Four whole years later, Johan felt ready to finally unveil his dream-inspired masterpiece. A large crowd gathered around the wooden vessel as Johan’s crew lowered the gangplank. At long last, he brought everyone in on his secret.
Johan built a full replica of Noah’s Ark! Inspired by his devout faith and an apocalyptic dream, Johan envisioned this ship as a way to educate and bring people together. He knew that only the most impressive recreation could accomplish this feat.
And Johan’s Ark can hold just as many passengers as Noah’s. He designed it according to the same dimensions described in the Bible. All in all, the ship is 410 feet long, 95 feet wide, and 75 feet tall.
Plans for the Ark came with a hefty price tag of $1.6 million, but Johan insisted it was worth it.
He didn’t skimp on any details either. As stunning as the Ark looks from the outside, the coolest features are deep within the ship’s decks.
Just as Noah brought two of each animal aboard, Johan’s Ark has tons of incredibly lifelike sculptures.
These statues give visitors a sense of just how many species of animals there are across the world. It’s almost like an actual zoo!
Johan also included lifelike habitats to go along with his animals to provide a sense of realism.
After all, he says he believes every word of the Bible.
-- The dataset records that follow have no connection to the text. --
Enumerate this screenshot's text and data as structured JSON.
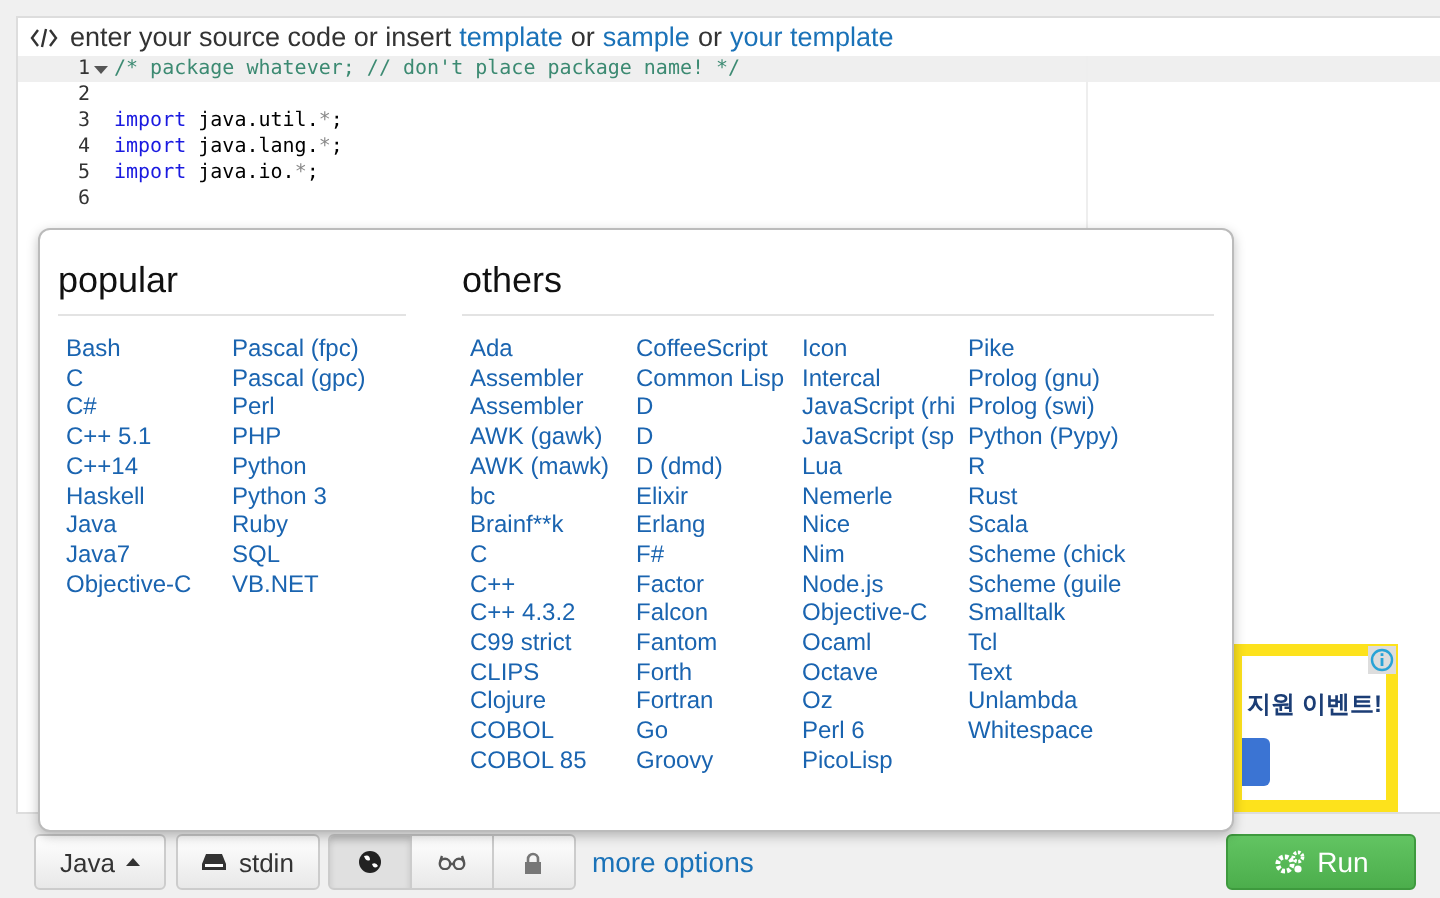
{
  "header": {
    "parts": [
      {
        "kind": "text",
        "text": "enter your source code or insert"
      },
      {
        "kind": "link",
        "text": "template"
      },
      {
        "kind": "text",
        "text": "or"
      },
      {
        "kind": "link",
        "text": "sample"
      },
      {
        "kind": "text",
        "text": "or"
      },
      {
        "kind": "link",
        "text": "your template"
      }
    ]
  },
  "code_lines": [
    {
      "number": "1",
      "foldable": true,
      "active": true,
      "kind": "comment",
      "text": "/* package whatever; // don't place package name! */"
    },
    {
      "number": "2",
      "foldable": false,
      "active": false,
      "kind": "blank"
    },
    {
      "number": "3",
      "foldable": false,
      "active": false,
      "kind": "import",
      "keyword": "import",
      "text": "java.util.",
      "star": "*",
      "end": ";"
    },
    {
      "number": "4",
      "foldable": false,
      "active": false,
      "kind": "import",
      "keyword": "import",
      "text": "java.lang.",
      "star": "*",
      "end": ";"
    },
    {
      "number": "5",
      "foldable": false,
      "active": false,
      "kind": "import",
      "keyword": "import",
      "text": "java.io.",
      "star": "*",
      "end": ";"
    },
    {
      "number": "6",
      "foldable": false,
      "active": false,
      "kind": "blank"
    }
  ],
  "language_menu": {
    "popular": {
      "title": "popular",
      "columns": [
        [
          "Bash",
          "C",
          "C#",
          "C++ 5.1",
          "C++14",
          "Haskell",
          "Java",
          "Java7",
          "Objective-C"
        ],
        [
          "Pascal (fpc)",
          "Pascal (gpc)",
          "Perl",
          "PHP",
          "Python",
          "Python 3",
          "Ruby",
          "SQL",
          "VB.NET"
        ]
      ]
    },
    "others": {
      "title": "others",
      "columns": [
        [
          "Ada",
          "Assembler",
          "Assembler",
          "AWK (gawk)",
          "AWK (mawk)",
          "bc",
          "Brainf**k",
          "C",
          "C++",
          "C++ 4.3.2",
          "C99 strict",
          "CLIPS",
          "Clojure",
          "COBOL",
          "COBOL 85"
        ],
        [
          "CoffeeScript",
          "Common Lisp",
          "D",
          "D",
          "D (dmd)",
          "Elixir",
          "Erlang",
          "F#",
          "Factor",
          "Falcon",
          "Fantom",
          "Forth",
          "Fortran",
          "Go",
          "Groovy"
        ],
        [
          "Icon",
          "Intercal",
          "JavaScript (rhi",
          "JavaScript (sp",
          "Lua",
          "Nemerle",
          "Nice",
          "Nim",
          "Node.js",
          "Objective-C",
          "Ocaml",
          "Octave",
          "Oz",
          "Perl 6",
          "PicoLisp"
        ],
        [
          "Pike",
          "Prolog (gnu)",
          "Prolog (swi)",
          "Python (Pypy)",
          "R",
          "Rust",
          "Scala",
          "Scheme (chick",
          "Scheme (guile",
          "Smalltalk",
          "Tcl",
          "Text",
          "Unlambda",
          "Whitespace"
        ]
      ]
    }
  },
  "ad": {
    "text": "지원 이벤트!"
  },
  "toolbar": {
    "language": "Java",
    "stdin": "stdin",
    "toggles": [
      {
        "kind": "globe",
        "selected": true
      },
      {
        "kind": "glasses",
        "selected": false
      },
      {
        "kind": "lock",
        "selected": false
      }
    ],
    "more_options": "more options",
    "run": "Run"
  }
}
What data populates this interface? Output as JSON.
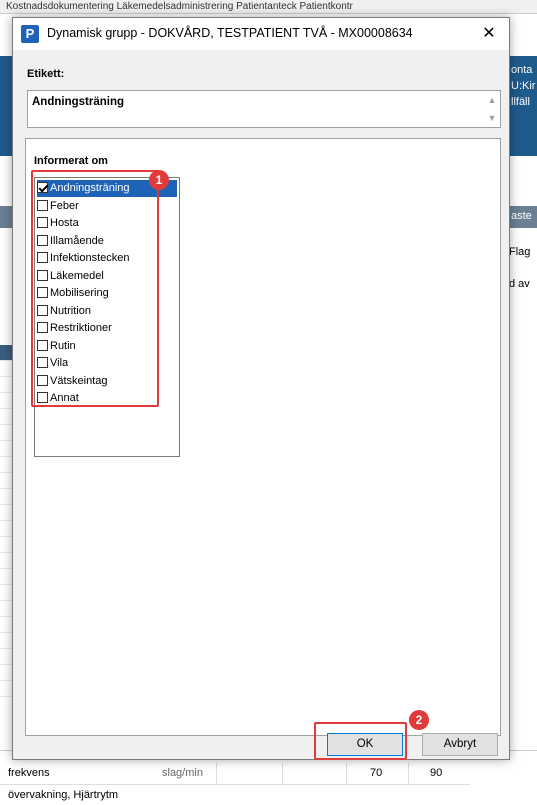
{
  "background": {
    "topbar_text": "Kostnadsdokumentering  Läkemedelsadministrering  Patientanteck  Patientkontr",
    "right_blue_lines": [
      "onta",
      "U:Kir",
      "llfäll"
    ],
    "right_tab": "aste",
    "right_col_labels": [
      "Flag",
      "d av"
    ],
    "table_rows": [
      {
        "label": "frekvens",
        "unit": "slag/min",
        "v1": "70",
        "v2": "90"
      },
      {
        "label": "övervakning, Hjärtrytm",
        "unit": "",
        "v1": "",
        "v2": ""
      }
    ]
  },
  "dialog": {
    "title": "Dynamisk grupp - DOKVÅRD, TESTPATIENT TVÅ - MX00008634",
    "app_icon_letter": "P",
    "close_glyph": "✕",
    "etikett_label": "Etikett:",
    "etikett_value": "Andningsträning",
    "group_label": "Informerat om",
    "items": [
      {
        "label": "Andningsträning",
        "checked": true,
        "selected": true
      },
      {
        "label": "Feber",
        "checked": false,
        "selected": false
      },
      {
        "label": "Hosta",
        "checked": false,
        "selected": false
      },
      {
        "label": "Illamående",
        "checked": false,
        "selected": false
      },
      {
        "label": "Infektionstecken",
        "checked": false,
        "selected": false
      },
      {
        "label": "Läkemedel",
        "checked": false,
        "selected": false
      },
      {
        "label": "Mobilisering",
        "checked": false,
        "selected": false
      },
      {
        "label": "Nutrition",
        "checked": false,
        "selected": false
      },
      {
        "label": "Restriktioner",
        "checked": false,
        "selected": false
      },
      {
        "label": "Rutin",
        "checked": false,
        "selected": false
      },
      {
        "label": "Vila",
        "checked": false,
        "selected": false
      },
      {
        "label": "Vätskeintag",
        "checked": false,
        "selected": false
      },
      {
        "label": "Annat",
        "checked": false,
        "selected": false
      }
    ],
    "ok_label": "OK",
    "cancel_label": "Avbryt"
  },
  "annotations": {
    "badge_1": "1",
    "badge_2": "2",
    "color": "#e03a3a"
  },
  "colors": {
    "selection": "#1e63b5",
    "header_blue": "#1f5a8c"
  }
}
That means Noah’s Ark must have provided aquatic animals with plenty of water.
With incoming funds from visitors’ entry fees, Johan hopes to upgrade his exhibit to feature holographic animals.
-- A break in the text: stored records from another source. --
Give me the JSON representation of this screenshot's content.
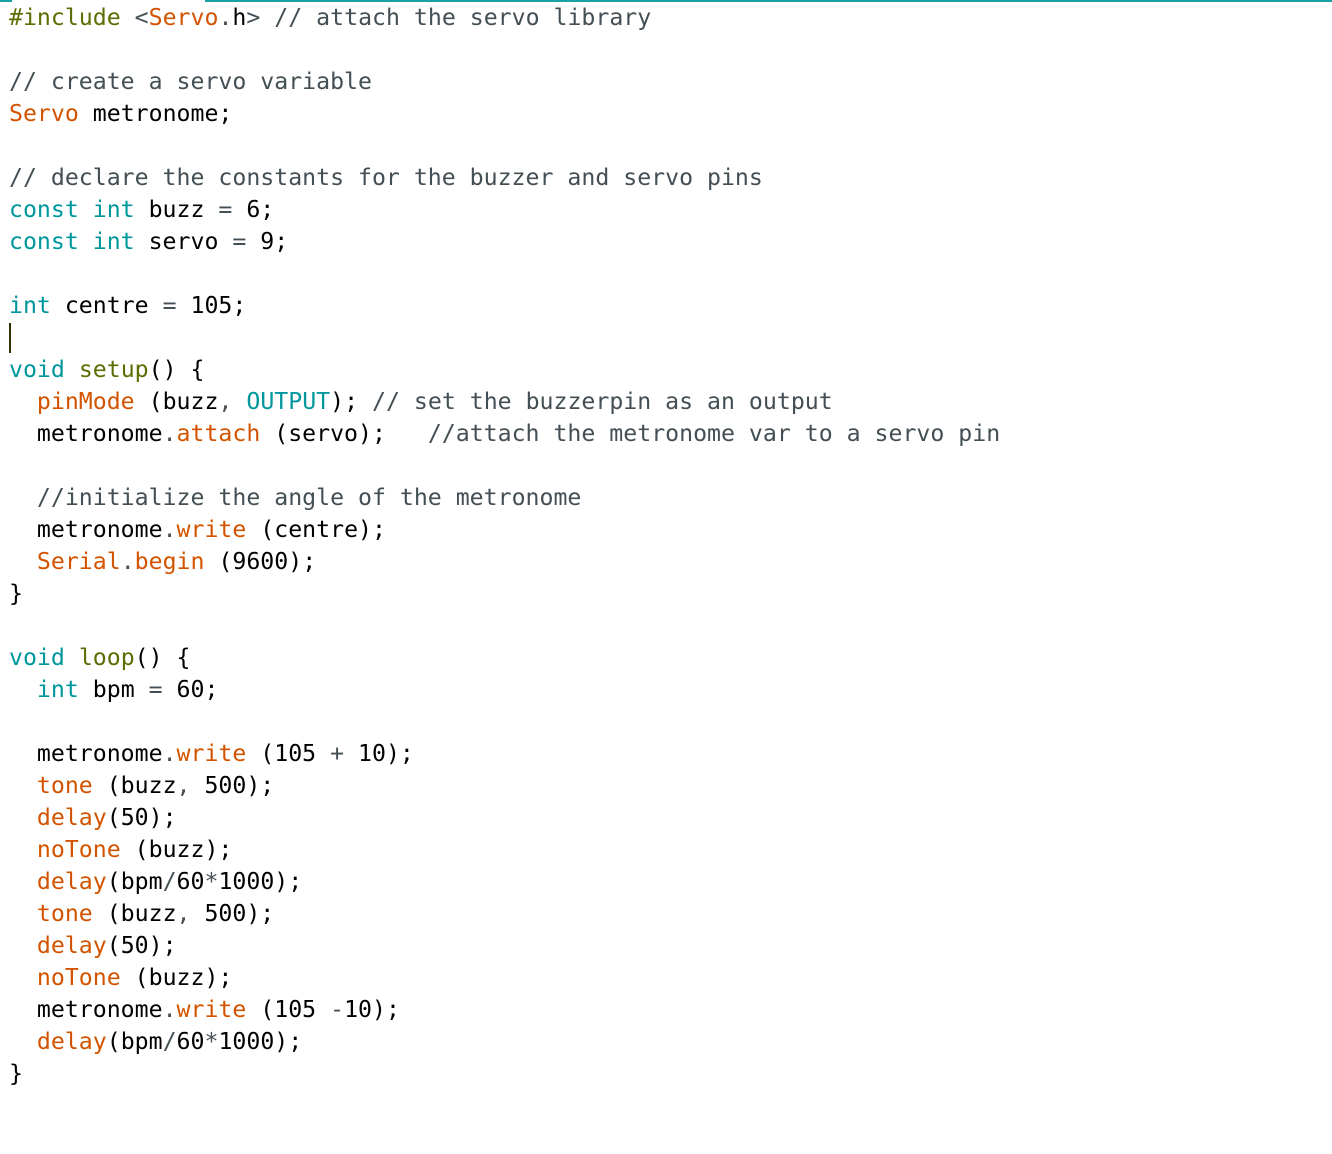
{
  "editor": {
    "cursor_line": 11,
    "colors": {
      "keyword": "#00979c",
      "function": "#d35400",
      "preprocessor": "#5e6d03",
      "comment": "#434f54",
      "accent": "#17a1a5"
    },
    "lines": [
      [
        [
          "#include",
          "p"
        ],
        [
          " ",
          ""
        ],
        [
          "<",
          "o"
        ],
        [
          "Servo",
          "f"
        ],
        [
          ".",
          "o"
        ],
        [
          "h",
          ""
        ],
        [
          ">",
          "o"
        ],
        [
          " // attach the servo library",
          "c"
        ]
      ],
      [],
      [
        [
          "// create a servo variable",
          "c"
        ]
      ],
      [
        [
          "Servo",
          "f"
        ],
        [
          " metronome;",
          ""
        ]
      ],
      [],
      [
        [
          "// declare the constants for the buzzer and servo pins",
          "c"
        ]
      ],
      [
        [
          "const int",
          "k"
        ],
        [
          " buzz ",
          ""
        ],
        [
          "=",
          "o"
        ],
        [
          " 6;",
          ""
        ]
      ],
      [
        [
          "const int",
          "k"
        ],
        [
          " servo ",
          ""
        ],
        [
          "=",
          "o"
        ],
        [
          " 9;",
          ""
        ]
      ],
      [],
      [
        [
          "int",
          "k"
        ],
        [
          " centre ",
          ""
        ],
        [
          "=",
          "o"
        ],
        [
          " 105;",
          ""
        ]
      ],
      [],
      [
        [
          "void",
          "k"
        ],
        [
          " ",
          ""
        ],
        [
          "setup",
          "p"
        ],
        [
          "() {",
          ""
        ]
      ],
      [
        [
          "  ",
          ""
        ],
        [
          "pinMode",
          "f"
        ],
        [
          " (buzz",
          ""
        ],
        [
          ",",
          "o"
        ],
        [
          " ",
          ""
        ],
        [
          "OUTPUT",
          "k"
        ],
        [
          "); ",
          ""
        ],
        [
          "// set the buzzerpin as an output",
          "c"
        ]
      ],
      [
        [
          "  metronome",
          ""
        ],
        [
          ".",
          "o"
        ],
        [
          "attach",
          "f"
        ],
        [
          " (servo);   ",
          ""
        ],
        [
          "//attach the metronome var to a servo pin",
          "c"
        ]
      ],
      [],
      [
        [
          "  ",
          ""
        ],
        [
          "//initialize the angle of the metronome",
          "c"
        ]
      ],
      [
        [
          "  metronome",
          ""
        ],
        [
          ".",
          "o"
        ],
        [
          "write",
          "f"
        ],
        [
          " (centre);",
          ""
        ]
      ],
      [
        [
          "  ",
          ""
        ],
        [
          "Serial",
          "f"
        ],
        [
          ".",
          "o"
        ],
        [
          "begin",
          "f"
        ],
        [
          " (9600);",
          ""
        ]
      ],
      [
        [
          "}",
          ""
        ]
      ],
      [],
      [
        [
          "void",
          "k"
        ],
        [
          " ",
          ""
        ],
        [
          "loop",
          "p"
        ],
        [
          "() {",
          ""
        ]
      ],
      [
        [
          "  ",
          ""
        ],
        [
          "int",
          "k"
        ],
        [
          " bpm ",
          ""
        ],
        [
          "=",
          "o"
        ],
        [
          " 60;",
          ""
        ]
      ],
      [],
      [
        [
          "  metronome",
          ""
        ],
        [
          ".",
          "o"
        ],
        [
          "write",
          "f"
        ],
        [
          " (105 ",
          ""
        ],
        [
          "+",
          "o"
        ],
        [
          " 10);",
          ""
        ]
      ],
      [
        [
          "  ",
          ""
        ],
        [
          "tone",
          "f"
        ],
        [
          " (buzz",
          ""
        ],
        [
          ",",
          "o"
        ],
        [
          " 500);",
          ""
        ]
      ],
      [
        [
          "  ",
          ""
        ],
        [
          "delay",
          "f"
        ],
        [
          "(50);",
          ""
        ]
      ],
      [
        [
          "  ",
          ""
        ],
        [
          "noTone",
          "f"
        ],
        [
          " (buzz);",
          ""
        ]
      ],
      [
        [
          "  ",
          ""
        ],
        [
          "delay",
          "f"
        ],
        [
          "(bpm",
          ""
        ],
        [
          "/",
          "o"
        ],
        [
          "60",
          ""
        ],
        [
          "*",
          "o"
        ],
        [
          "1000);",
          ""
        ]
      ],
      [
        [
          "  ",
          ""
        ],
        [
          "tone",
          "f"
        ],
        [
          " (buzz",
          ""
        ],
        [
          ",",
          "o"
        ],
        [
          " 500);",
          ""
        ]
      ],
      [
        [
          "  ",
          ""
        ],
        [
          "delay",
          "f"
        ],
        [
          "(50);",
          ""
        ]
      ],
      [
        [
          "  ",
          ""
        ],
        [
          "noTone",
          "f"
        ],
        [
          " (buzz);",
          ""
        ]
      ],
      [
        [
          "  metronome",
          ""
        ],
        [
          ".",
          "o"
        ],
        [
          "write",
          "f"
        ],
        [
          " (105 ",
          ""
        ],
        [
          "-",
          "o"
        ],
        [
          "10);",
          ""
        ]
      ],
      [
        [
          "  ",
          ""
        ],
        [
          "delay",
          "f"
        ],
        [
          "(bpm",
          ""
        ],
        [
          "/",
          "o"
        ],
        [
          "60",
          ""
        ],
        [
          "*",
          "o"
        ],
        [
          "1000);",
          ""
        ]
      ],
      [
        [
          "}",
          ""
        ]
      ]
    ]
  }
}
That would certainly make his Ark come to life — without any of the costs and labor to take care of an actual gorilla. At the same time, the Ark isn’t totally lifeless.
On the top deck, an aviary houses birds of all shapes and sizes.
It’s right next to a private apartment for Johan and his wife. When they stay overnight at the Ark, they wake up each morning to the beautiful sound of birds singing!
So far, only visitors in Northern Europe have been able to enjoy Johan’s biblical tribute, but that’s not due to any lack of ambition.
In fact, people all over the world would have already toured the Ark by now if it weren’t for the mishaps getting in Johan’s way…
Shortly after opening the Ark to the public, Johan planned to sail it to the 2012 Olympic Games in London.
While the voyage from the Netherlands to the United Kingdom is fairly short, it proved too costly.
After all, Johan needed to hire tugboats to pull the Ark, which has no motor or sail of its own. In 2016, he again intended to go to the Olympics, this time in Brazil.
But a disaster in his own backyard derailed the trip. It also threatened to destroy his life’s work.
After making it to Oslo, Norway, Johan docked the vessel overnight. A nearby vessel then broke free of its moorings and crashed into the side of the Ark.
It began to lift to one side, and water poured in through the opening.
Thanks to the quick work of his crew, Johan patched up his Ark and stopped it from sinking into Oslo’s harbor. Less courageous individuals would have taken fewer risks after such a catastrophe, but Johan’s misfortune only made him bolder.
In 2018, he announced he would sail the Ark all the way to Israel! “This is a copy of God’s ship,” Johan explained. “It only makes sense to take it to God’s land.” Estimating the trip would cost an additional $1.3 million, he started raising money.
Johan failed to hit his fundraising mark in 2018, but that turned out to be a blessing. Severe wildfires in Israel would have posed too great a danger to the Ark at that point in time. Nevertheless, as of December 2018, Johan was sticking to his grand vision.
He insisted that his Ark would soon reach the Holy Land — and that will certainly be a special day. Just imagine worshipping in the Ark’s church just a short distance away from where Noah’s Ark landed after the flood!
But Johan’s Ark still waited in Dordrecht’s harbor, entertaining guests from everywhere. That’s a true achievement. In a world filled with cynicism and doubt, Johan remained unafraid to pursue his own miracle.